**Data provided**

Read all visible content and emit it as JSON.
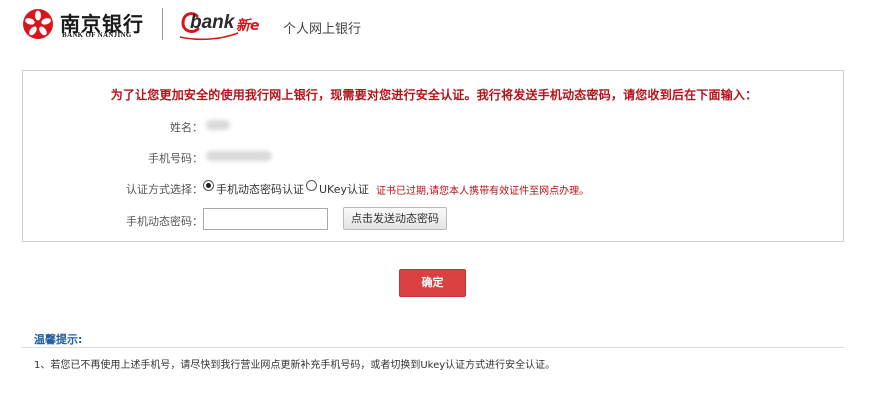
{
  "header": {
    "bank_name_cn": "南京银行",
    "bank_name_en": "BANK OF NANJING",
    "ebank_brand": "bank",
    "ebank_suffix": "新e",
    "page_title": "个人网上银行"
  },
  "form": {
    "notice": "为了让您更加安全的使用我行网上银行，现需要对您进行安全认证。我行将发送手机动态密码，请您收到后在下面输入：",
    "name_label": "姓名：",
    "phone_label": "手机号码：",
    "auth_method_label": "认证方式选择：",
    "auth_options": [
      {
        "label": "手机动态密码认证",
        "selected": true
      },
      {
        "label": "UKey认证",
        "selected": false
      }
    ],
    "cert_warning": "证书已过期,请您本人携带有效证件至网点办理。",
    "otp_label": "手机动态密码：",
    "otp_value": "",
    "send_otp_button": "点击发送动态密码"
  },
  "confirm_button": "确定",
  "tips": {
    "title": "温馨提示:",
    "items": [
      "1、若您已不再使用上述手机号，请尽快到我行营业网点更新补充手机号码，或者切换到Ukey认证方式进行安全认证。"
    ]
  },
  "colors": {
    "brand_red": "#d8161d",
    "notice_red": "#b3141b",
    "confirm_button_bg": "#d9403f",
    "tips_blue": "#1d5fa0"
  },
  "icons": {
    "bank_logo": "bank-of-nanjing-emblem-icon",
    "ebank_logo": "ebank-e-icon"
  }
}
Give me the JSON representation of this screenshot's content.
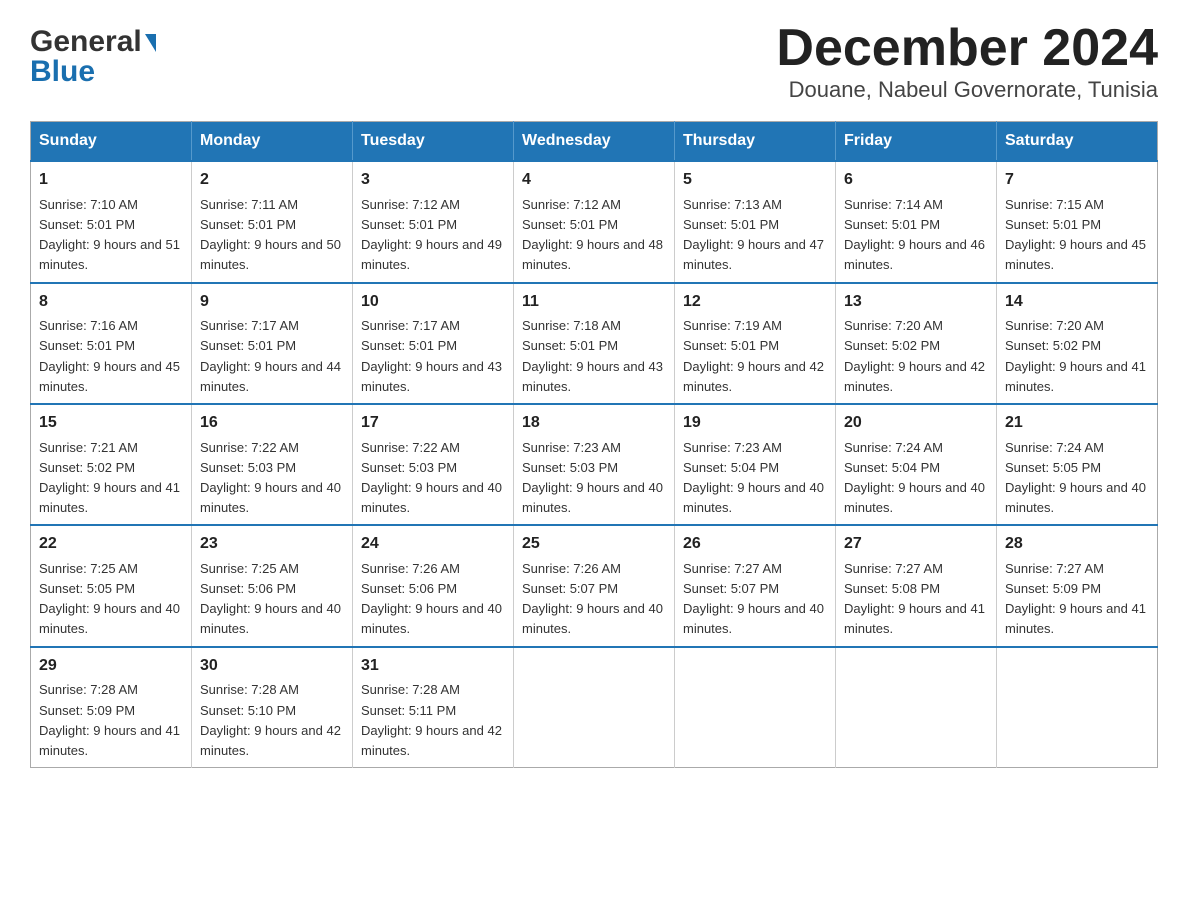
{
  "logo": {
    "line1": "General",
    "arrow": "▶",
    "line2": "Blue"
  },
  "title": "December 2024",
  "subtitle": "Douane, Nabeul Governorate, Tunisia",
  "weekdays": [
    "Sunday",
    "Monday",
    "Tuesday",
    "Wednesday",
    "Thursday",
    "Friday",
    "Saturday"
  ],
  "weeks": [
    [
      {
        "day": "1",
        "sunrise": "7:10 AM",
        "sunset": "5:01 PM",
        "daylight": "9 hours and 51 minutes."
      },
      {
        "day": "2",
        "sunrise": "7:11 AM",
        "sunset": "5:01 PM",
        "daylight": "9 hours and 50 minutes."
      },
      {
        "day": "3",
        "sunrise": "7:12 AM",
        "sunset": "5:01 PM",
        "daylight": "9 hours and 49 minutes."
      },
      {
        "day": "4",
        "sunrise": "7:12 AM",
        "sunset": "5:01 PM",
        "daylight": "9 hours and 48 minutes."
      },
      {
        "day": "5",
        "sunrise": "7:13 AM",
        "sunset": "5:01 PM",
        "daylight": "9 hours and 47 minutes."
      },
      {
        "day": "6",
        "sunrise": "7:14 AM",
        "sunset": "5:01 PM",
        "daylight": "9 hours and 46 minutes."
      },
      {
        "day": "7",
        "sunrise": "7:15 AM",
        "sunset": "5:01 PM",
        "daylight": "9 hours and 45 minutes."
      }
    ],
    [
      {
        "day": "8",
        "sunrise": "7:16 AM",
        "sunset": "5:01 PM",
        "daylight": "9 hours and 45 minutes."
      },
      {
        "day": "9",
        "sunrise": "7:17 AM",
        "sunset": "5:01 PM",
        "daylight": "9 hours and 44 minutes."
      },
      {
        "day": "10",
        "sunrise": "7:17 AM",
        "sunset": "5:01 PM",
        "daylight": "9 hours and 43 minutes."
      },
      {
        "day": "11",
        "sunrise": "7:18 AM",
        "sunset": "5:01 PM",
        "daylight": "9 hours and 43 minutes."
      },
      {
        "day": "12",
        "sunrise": "7:19 AM",
        "sunset": "5:01 PM",
        "daylight": "9 hours and 42 minutes."
      },
      {
        "day": "13",
        "sunrise": "7:20 AM",
        "sunset": "5:02 PM",
        "daylight": "9 hours and 42 minutes."
      },
      {
        "day": "14",
        "sunrise": "7:20 AM",
        "sunset": "5:02 PM",
        "daylight": "9 hours and 41 minutes."
      }
    ],
    [
      {
        "day": "15",
        "sunrise": "7:21 AM",
        "sunset": "5:02 PM",
        "daylight": "9 hours and 41 minutes."
      },
      {
        "day": "16",
        "sunrise": "7:22 AM",
        "sunset": "5:03 PM",
        "daylight": "9 hours and 40 minutes."
      },
      {
        "day": "17",
        "sunrise": "7:22 AM",
        "sunset": "5:03 PM",
        "daylight": "9 hours and 40 minutes."
      },
      {
        "day": "18",
        "sunrise": "7:23 AM",
        "sunset": "5:03 PM",
        "daylight": "9 hours and 40 minutes."
      },
      {
        "day": "19",
        "sunrise": "7:23 AM",
        "sunset": "5:04 PM",
        "daylight": "9 hours and 40 minutes."
      },
      {
        "day": "20",
        "sunrise": "7:24 AM",
        "sunset": "5:04 PM",
        "daylight": "9 hours and 40 minutes."
      },
      {
        "day": "21",
        "sunrise": "7:24 AM",
        "sunset": "5:05 PM",
        "daylight": "9 hours and 40 minutes."
      }
    ],
    [
      {
        "day": "22",
        "sunrise": "7:25 AM",
        "sunset": "5:05 PM",
        "daylight": "9 hours and 40 minutes."
      },
      {
        "day": "23",
        "sunrise": "7:25 AM",
        "sunset": "5:06 PM",
        "daylight": "9 hours and 40 minutes."
      },
      {
        "day": "24",
        "sunrise": "7:26 AM",
        "sunset": "5:06 PM",
        "daylight": "9 hours and 40 minutes."
      },
      {
        "day": "25",
        "sunrise": "7:26 AM",
        "sunset": "5:07 PM",
        "daylight": "9 hours and 40 minutes."
      },
      {
        "day": "26",
        "sunrise": "7:27 AM",
        "sunset": "5:07 PM",
        "daylight": "9 hours and 40 minutes."
      },
      {
        "day": "27",
        "sunrise": "7:27 AM",
        "sunset": "5:08 PM",
        "daylight": "9 hours and 41 minutes."
      },
      {
        "day": "28",
        "sunrise": "7:27 AM",
        "sunset": "5:09 PM",
        "daylight": "9 hours and 41 minutes."
      }
    ],
    [
      {
        "day": "29",
        "sunrise": "7:28 AM",
        "sunset": "5:09 PM",
        "daylight": "9 hours and 41 minutes."
      },
      {
        "day": "30",
        "sunrise": "7:28 AM",
        "sunset": "5:10 PM",
        "daylight": "9 hours and 42 minutes."
      },
      {
        "day": "31",
        "sunrise": "7:28 AM",
        "sunset": "5:11 PM",
        "daylight": "9 hours and 42 minutes."
      },
      null,
      null,
      null,
      null
    ]
  ],
  "labels": {
    "sunrise": "Sunrise:",
    "sunset": "Sunset:",
    "daylight": "Daylight:"
  }
}
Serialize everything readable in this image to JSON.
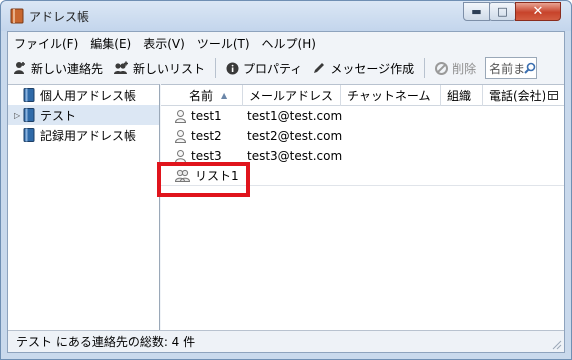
{
  "window": {
    "title": "アドレス帳",
    "minimize_glyph": "▬",
    "maximize_glyph": "□",
    "close_glyph": "✕"
  },
  "menu": [
    {
      "label": "ファイル(F)"
    },
    {
      "label": "編集(E)"
    },
    {
      "label": "表示(V)"
    },
    {
      "label": "ツール(T)"
    },
    {
      "label": "ヘルプ(H)"
    }
  ],
  "toolbar": {
    "new_contact": "新しい連絡先",
    "new_list": "新しいリスト",
    "properties": "プロパティ",
    "compose": "メッセージ作成",
    "delete": "削除",
    "search_placeholder": "名前また"
  },
  "sidebar": {
    "items": [
      {
        "label": "個人用アドレス帳",
        "icon": "address-book-icon",
        "selected": false,
        "expandable": false
      },
      {
        "label": "テスト",
        "icon": "address-book-icon",
        "selected": true,
        "expandable": true
      },
      {
        "label": "記録用アドレス帳",
        "icon": "address-book-icon",
        "selected": false,
        "expandable": false
      }
    ]
  },
  "columns": {
    "name": "名前",
    "email": "メールアドレス",
    "chat": "チャットネーム",
    "org": "組織",
    "phone": "電話(会社)"
  },
  "rows": [
    {
      "name": "test1",
      "email": "test1@test.com",
      "icon": "contact-icon"
    },
    {
      "name": "test2",
      "email": "test2@test.com",
      "icon": "contact-icon"
    },
    {
      "name": "test3",
      "email": "test3@test.com",
      "icon": "contact-icon"
    },
    {
      "name": "リスト1",
      "email": "",
      "icon": "mailing-list-icon"
    }
  ],
  "status": {
    "text": "テスト にある連絡先の総数: 4 件"
  },
  "colors": {
    "highlight": "#e0141c",
    "selection": "#dce7f4"
  }
}
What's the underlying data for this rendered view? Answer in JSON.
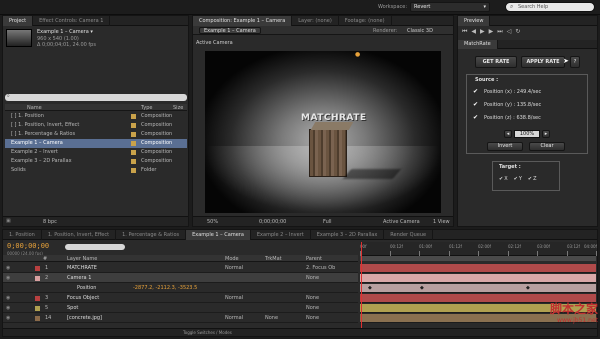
{
  "workspace": {
    "label": "Workspace:",
    "value": "Revert",
    "search_placeholder": "Search Help"
  },
  "project_panel": {
    "tabs": [
      "Project",
      "Effect Controls: Camera 1"
    ],
    "comp_name": "Example 1 – Camera ▾",
    "comp_size": "960 x 540 (1.00)",
    "comp_duration": "Δ 0;00;04;01, 24.00 fps",
    "search_placeholder": "",
    "headers": {
      "name": "Name",
      "type": "Type",
      "size": "Size"
    },
    "items": [
      {
        "name": "[ ] 1. Position",
        "type": "Composition",
        "color": "#c9a24a",
        "selected": false
      },
      {
        "name": "[ ] 1. Position, Invert, Effect",
        "type": "Composition",
        "color": "#c9a24a",
        "selected": false
      },
      {
        "name": "[ ] 1. Percentage & Ratios",
        "type": "Composition",
        "color": "#c9a24a",
        "selected": false
      },
      {
        "name": "Example 1 – Camera",
        "type": "Composition",
        "color": "#c9a24a",
        "selected": true
      },
      {
        "name": "Example 2 – Invert",
        "type": "Composition",
        "color": "#c9a24a",
        "selected": false
      },
      {
        "name": "Example 3 – 2D Parallax",
        "type": "Composition",
        "color": "#c9a24a",
        "selected": false
      },
      {
        "name": "Solids",
        "type": "Folder",
        "color": "#c9a24a",
        "selected": false
      }
    ],
    "footer_bpc": "8 bpc"
  },
  "comp_panel": {
    "tabs": [
      "Composition: Example 1 – Camera",
      "Layer: (none)",
      "Footage: (none)"
    ],
    "comp_tab": "Example 1 – Camera",
    "renderer_label": "Renderer:",
    "renderer_value": "Classic 3D",
    "view_label": "Active Camera",
    "scene_text": "MATCHRATE",
    "footer": {
      "zoom": "50%",
      "timecode": "0;00;00;00",
      "resolution": "Full",
      "camera": "Active Camera",
      "views": "1 View"
    }
  },
  "matchrate": {
    "tabs": [
      "Preview",
      "MatchRate"
    ],
    "get_rate": "GET RATE",
    "apply_rate": "APPLY RATE",
    "help": "?",
    "source_label": "Source :",
    "sources": [
      {
        "label": "Position (x) : 249.4/sec",
        "checked": true
      },
      {
        "label": "Position (y) : 135.8/sec",
        "checked": true
      },
      {
        "label": "Position (z) : 638.8/sec",
        "checked": true
      }
    ],
    "percent": "100%",
    "invert": "Invert",
    "clear": "Clear",
    "target_label": "Target :",
    "targets": [
      {
        "label": "X",
        "checked": true
      },
      {
        "label": "Y",
        "checked": true
      },
      {
        "label": "Z",
        "checked": true
      }
    ]
  },
  "timeline": {
    "tabs": [
      "1. Position",
      "1. Position, Invert, Effect",
      "1. Percentage & Ratios",
      "Example 1 – Camera",
      "Example 2 – Invert",
      "Example 3 – 2D Parallax",
      "Render Queue"
    ],
    "active_tab": 3,
    "timecode": "0;00;00;00",
    "fps": "00000 (24.00 fps)",
    "headers": {
      "num": "#",
      "layer_name": "Layer Name",
      "mode": "Mode",
      "trkmat": "TrkMat",
      "parent": "Parent"
    },
    "layers": [
      {
        "num": "1",
        "name": "MATCHRATE",
        "mode": "Normal",
        "trkmat": "",
        "parent": "2. Focus Ob",
        "color": "#b84040"
      },
      {
        "num": "2",
        "name": "Camera 1",
        "mode": "",
        "trkmat": "",
        "parent": "None",
        "color": "#d9a0a0"
      },
      {
        "num": "",
        "name": "Position",
        "mode": "",
        "trkmat": "",
        "parent": "",
        "value": "-2877.2, -2112.3, -3523.5",
        "color": ""
      },
      {
        "num": "3",
        "name": "Focus Object",
        "mode": "Normal",
        "trkmat": "",
        "parent": "None",
        "color": "#b84040"
      },
      {
        "num": "5",
        "name": "Spot",
        "mode": "",
        "trkmat": "",
        "parent": "None",
        "color": "#b0a050"
      },
      {
        "num": "14",
        "name": "[concrete.jpg]",
        "mode": "Normal",
        "trkmat": "None",
        "parent": "None",
        "color": "#8a6a4a"
      }
    ],
    "ruler": [
      "00f",
      "00:12f",
      "01:00f",
      "01:12f",
      "02:00f",
      "02:12f",
      "03:00f",
      "03:12f",
      "04:00f"
    ],
    "bar_colors": [
      "#b04a4a",
      "#d9a8a8",
      "#b8a0a0",
      "#b04a4a",
      "#b0a050",
      "#8a7050"
    ],
    "toggle": "Toggle Switches / Modes"
  },
  "watermark": {
    "line1": "脚本之家",
    "line2": "www.jb51.net"
  },
  "colors": {
    "accent_blue": "#3a5f9a",
    "selection": "#5a6f93",
    "timecode_orange": "#e8a23a"
  }
}
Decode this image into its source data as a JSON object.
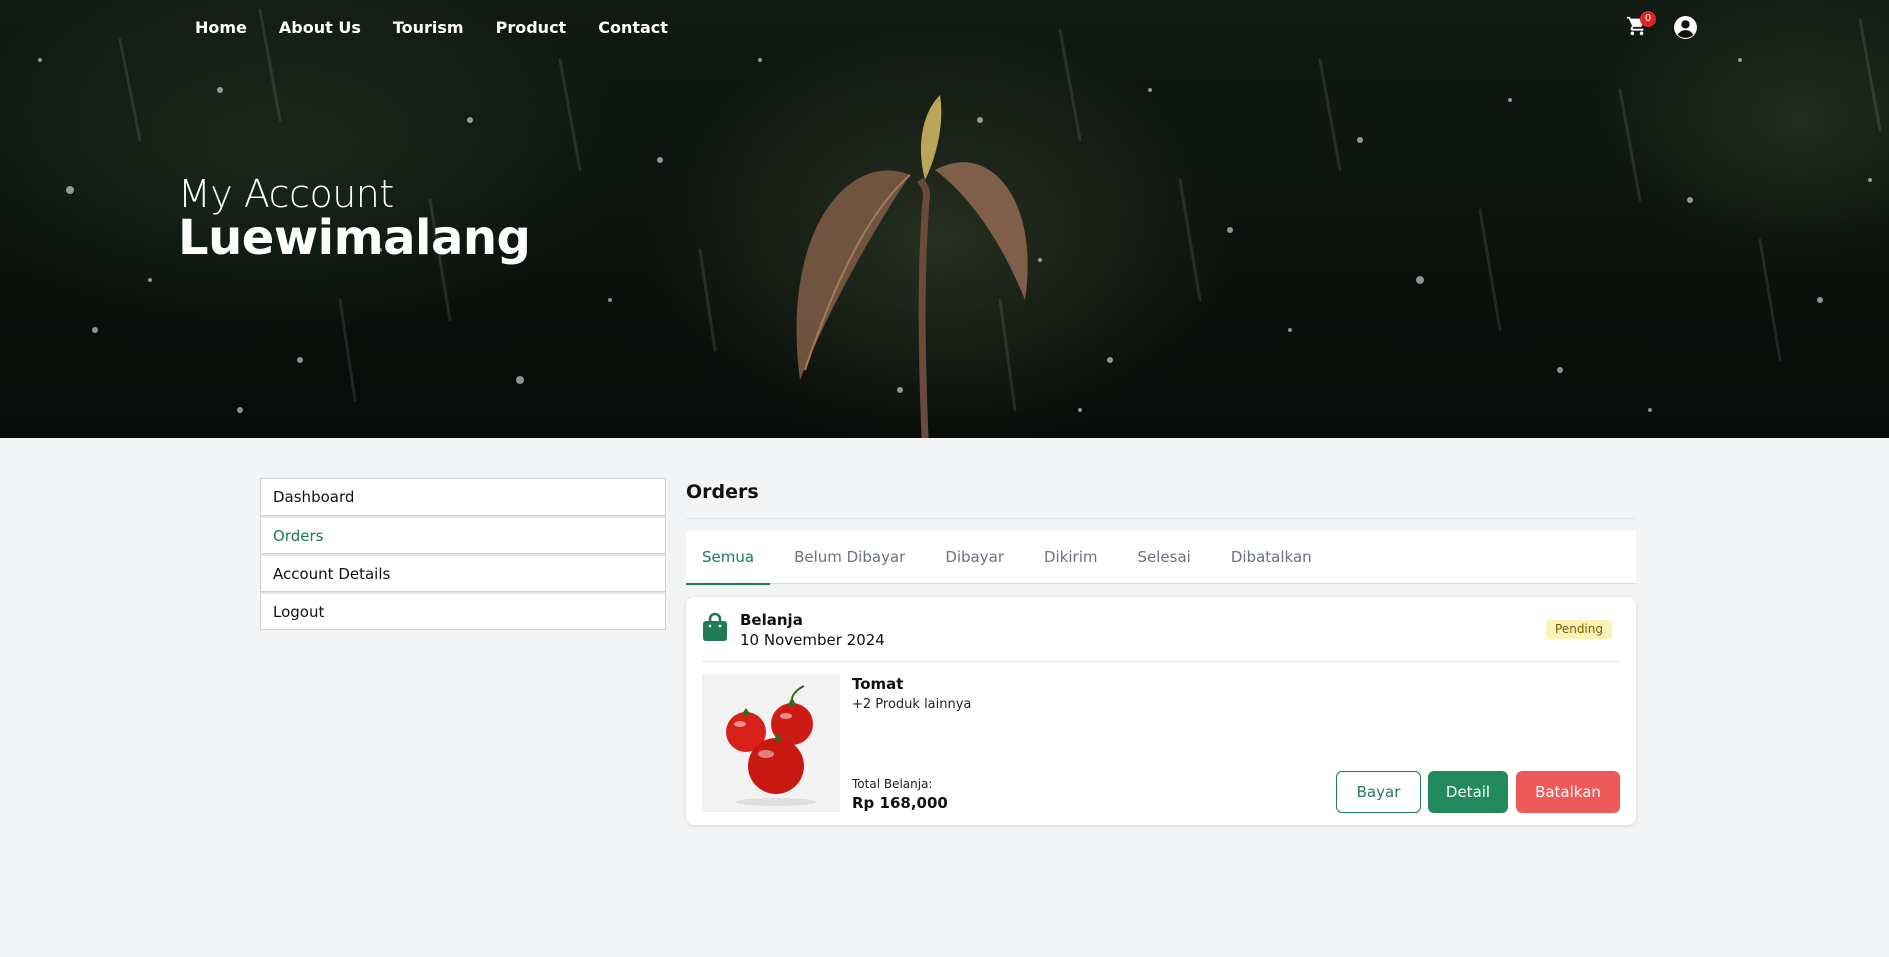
{
  "nav": {
    "items": [
      "Home",
      "About Us",
      "Tourism",
      "Product",
      "Contact"
    ],
    "cart_count": "0"
  },
  "hero": {
    "subtitle": "My Account",
    "title": "Luewimalang"
  },
  "sidebar": {
    "items": [
      {
        "label": "Dashboard",
        "active": false
      },
      {
        "label": "Orders",
        "active": true
      },
      {
        "label": "Account Details",
        "active": false
      },
      {
        "label": "Logout",
        "active": false
      }
    ]
  },
  "main": {
    "title": "Orders",
    "tabs": [
      {
        "label": "Semua",
        "active": true
      },
      {
        "label": "Belum Dibayar",
        "active": false
      },
      {
        "label": "Dibayar",
        "active": false
      },
      {
        "label": "Dikirim",
        "active": false
      },
      {
        "label": "Selesai",
        "active": false
      },
      {
        "label": "Dibatalkan",
        "active": false
      }
    ],
    "orders": [
      {
        "type": "Belanja",
        "date": "10 November 2024",
        "status": "Pending",
        "product_name": "Tomat",
        "more_products": "+2 Produk lainnya",
        "total_label": "Total Belanja:",
        "total_value": "Rp 168,000",
        "buttons": {
          "pay": "Bayar",
          "detail": "Detail",
          "cancel": "Batalkan"
        }
      }
    ]
  },
  "colors": {
    "accent": "#1f7a56",
    "danger": "#ee5a5a",
    "pending_bg": "#fdf2b8",
    "badge": "#e02424"
  },
  "icons": {
    "cart": "shopping-cart-icon",
    "user": "user-circle-icon",
    "bag": "shopping-bag-icon"
  }
}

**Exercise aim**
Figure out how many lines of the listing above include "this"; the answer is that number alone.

**Written solution**
4